About the Montessori Approach to Ageing and Dementia Care
Montessori has come to the forefront of alternative dementia treatment in recent years . The concept of using the Montessori approach with dementia patients stems from the idea that these patients, like children, need individualised, sensorial experiences in order to thrive.
Scientific studies conducted over the past two decades have revealed that dementia patients participating in a Montessori program experience less agitation and wandering (two common symptoms of the neurological disease) and become less reliant on medication to control their dementia. Further research into Montessori and its effects on older adults has also revealed that it’s not just for dementia patients. In fact, most nursing home residents can benefit from Montessori-style activities and experiences. Studies show that this approach can result in increased feelings of self-worth, greater levels of engagement, and more communication with staff, family members, and fellow residents. Learn more specifically about our dementia care services:
At Foxburrow Grange we specialise in the care for those experiencing dementia, and use the Montessori Aged Care approach towards dementia care.
The term dementia is used to describe a range of conditions which affect the brain and result in an impairment of the person’s function. The person may experience memory loss, problems with communication, impaired reasoning and difficulties with daily living skills. This can result in changes in behaviour, which can disrupt their ability to live independently and may affect social relationships. There are more than 100 different types of dementia. The most common cause is Alzheimer’s disease, where there tends to be a progressive and gradual decline over time. Another common type is vascular dementia, where small blood vessels in the brain become damaged and the circulation is affected. Other types include dementia with Lewy bodies, fronto-temporal lobe dementias, Posterior- Cortical Atrophy and alcohol related dementia.
Each type of dementia has different features and people may experience elements of more than one type of dementia, in which case a mixed dementia may be diagnosed. Although dementia is more prevalent with increasing age, it is not a normal feature of ageing. Sadly however, dementia can also affect younger people, this known as young onset dementia or early onset dementia, and attributed to sufferers under the age of 65 and something we are encountering more care requests for.

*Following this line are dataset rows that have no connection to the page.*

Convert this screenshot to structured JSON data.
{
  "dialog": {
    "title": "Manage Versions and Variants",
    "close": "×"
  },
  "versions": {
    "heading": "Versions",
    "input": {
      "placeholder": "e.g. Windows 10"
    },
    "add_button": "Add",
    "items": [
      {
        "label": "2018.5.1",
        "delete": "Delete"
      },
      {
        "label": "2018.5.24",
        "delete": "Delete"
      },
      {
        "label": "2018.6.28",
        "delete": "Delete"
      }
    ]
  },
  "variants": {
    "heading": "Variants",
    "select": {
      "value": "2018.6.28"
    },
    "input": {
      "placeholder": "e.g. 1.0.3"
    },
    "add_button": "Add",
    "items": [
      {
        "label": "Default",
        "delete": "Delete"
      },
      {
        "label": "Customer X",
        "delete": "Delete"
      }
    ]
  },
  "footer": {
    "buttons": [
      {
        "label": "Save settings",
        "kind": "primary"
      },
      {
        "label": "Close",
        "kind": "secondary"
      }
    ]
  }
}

Ultimately dementia is a progressive and terminal condition, which will in most cases lead to increasing cognitive difficulties and dependence on others. How long the person will live depends upon the type of dementia, their age and their general health, but many will live with the condition for several years and can have a good quality of life.
It is vital to understand that while some general statements can be made about dementia, each individual will be affected differently. Also, while a dementia disease fundamentally changes the way in which a person functions, it is only one aspect of their life. Rather than seeing ‘someone with a dementia’ it is essential to seek to understand the individual. Knowing and respecting each person remains central to the relationship and includes:
• Valuing people with dementia and those who care for them and recognising their rights. • Treating people as individuals; appreciating that all people have a unique history and personality. • Looking at the world from the perspective of the person and listening to their voice. • Recognising that all human life is grounded in relationships and that people need to live in a social environment, which supports their wellbeing. • Understanding changes related to behaviour and mood. Affording opportunities for new and life affirming experiences.